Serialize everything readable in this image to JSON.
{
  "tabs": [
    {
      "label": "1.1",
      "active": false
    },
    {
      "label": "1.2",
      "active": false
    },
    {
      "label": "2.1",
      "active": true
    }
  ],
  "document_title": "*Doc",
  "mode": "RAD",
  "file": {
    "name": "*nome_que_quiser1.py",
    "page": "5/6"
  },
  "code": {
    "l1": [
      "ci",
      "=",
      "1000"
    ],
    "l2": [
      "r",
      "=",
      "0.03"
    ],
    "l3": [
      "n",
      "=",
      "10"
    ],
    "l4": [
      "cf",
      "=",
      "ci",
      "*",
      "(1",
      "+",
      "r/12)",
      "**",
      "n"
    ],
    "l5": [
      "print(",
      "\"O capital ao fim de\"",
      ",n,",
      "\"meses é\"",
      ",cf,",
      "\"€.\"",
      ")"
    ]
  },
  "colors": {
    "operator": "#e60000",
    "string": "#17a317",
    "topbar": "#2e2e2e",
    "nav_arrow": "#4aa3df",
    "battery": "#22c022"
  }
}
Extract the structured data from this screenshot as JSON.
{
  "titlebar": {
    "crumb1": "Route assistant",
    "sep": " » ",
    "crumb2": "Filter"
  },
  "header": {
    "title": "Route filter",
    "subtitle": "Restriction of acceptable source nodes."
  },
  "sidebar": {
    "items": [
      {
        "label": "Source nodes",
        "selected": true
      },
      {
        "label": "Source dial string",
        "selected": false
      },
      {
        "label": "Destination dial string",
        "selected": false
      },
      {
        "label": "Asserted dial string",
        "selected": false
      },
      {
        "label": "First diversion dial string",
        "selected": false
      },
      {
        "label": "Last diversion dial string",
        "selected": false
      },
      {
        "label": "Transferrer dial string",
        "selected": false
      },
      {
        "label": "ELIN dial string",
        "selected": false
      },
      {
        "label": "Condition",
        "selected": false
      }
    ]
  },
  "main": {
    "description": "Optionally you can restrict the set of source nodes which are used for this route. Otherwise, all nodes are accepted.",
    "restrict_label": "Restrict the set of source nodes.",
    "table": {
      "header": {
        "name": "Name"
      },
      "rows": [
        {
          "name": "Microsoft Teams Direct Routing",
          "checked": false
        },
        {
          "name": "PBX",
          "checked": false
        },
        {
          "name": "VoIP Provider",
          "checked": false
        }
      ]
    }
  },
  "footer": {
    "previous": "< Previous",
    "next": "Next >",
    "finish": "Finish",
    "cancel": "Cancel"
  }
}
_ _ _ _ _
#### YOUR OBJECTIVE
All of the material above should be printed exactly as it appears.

#### OUTPUT OF THE EXERCISE
Serialize everything readable in this image to JSON.
{
  "tabs": [
    {
      "label": "1.1",
      "active": false
    },
    {
      "label": "1.2",
      "active": false
    },
    {
      "label": "2.1",
      "active": true
    }
  ],
  "document_title": "*Doc",
  "mode": "RAD",
  "file": {
    "name": "*nome_que_quiser1.py",
    "page": "5/6"
  },
  "code": {
    "l1": [
      "ci",
      "=",
      "1000"
    ],
    "l2": [
      "r",
      "=",
      "0.03"
    ],
    "l3": [
      "n",
      "=",
      "10"
    ],
    "l4": [
      "cf",
      "=",
      "ci",
      "*",
      "(1",
      "+",
      "r/12)",
      "**",
      "n"
    ],
    "l5": [
      "print(",
      "\"O capital ao fim de\"",
      ",n,",
      "\"meses é\"",
      ",cf,",
      "\"€.\"",
      ")"
    ]
  },
  "colors": {
    "operator": "#e60000",
    "string": "#17a317",
    "topbar": "#2e2e2e",
    "nav_arrow": "#4aa3df",
    "battery": "#22c022"
  }
}
Extract the structured data from this screenshot as JSON.
{
  "titlebar": {
    "crumb1": "Route assistant",
    "sep": " » ",
    "crumb2": "Filter"
  },
  "header": {
    "title": "Route filter",
    "subtitle": "Restriction of acceptable source nodes."
  },
  "sidebar": {
    "items": [
      {
        "label": "Source nodes",
        "selected": true
      },
      {
        "label": "Source dial string",
        "selected": false
      },
      {
        "label": "Destination dial string",
        "selected": false
      },
      {
        "label": "Asserted dial string",
        "selected": false
      },
      {
        "label": "First diversion dial string",
        "selected": false
      },
      {
        "label": "Last diversion dial string",
        "selected": false
      },
      {
        "label": "Transferrer dial string",
        "selected": false
      },
      {
        "label": "ELIN dial string",
        "selected": false
      },
      {
        "label": "Condition",
        "selected": false
      }
    ]
  },
  "main": {
    "description": "Optionally you can restrict the set of source nodes which are used for this route. Otherwise, all nodes are accepted.",
    "restrict_label": "Restrict the set of source nodes.",
    "table": {
      "header": {
        "name": "Name"
      },
      "rows": [
        {
          "name": "Microsoft Teams Direct Routing",
          "checked": false
        },
        {
          "name": "PBX",
          "checked": false
        },
        {
          "name": "VoIP Provider",
          "checked": false
        }
      ]
    }
  },
  "footer": {
    "previous": "< Previous",
    "next": "Next >",
    "finish": "Finish",
    "cancel": "Cancel"
  }
}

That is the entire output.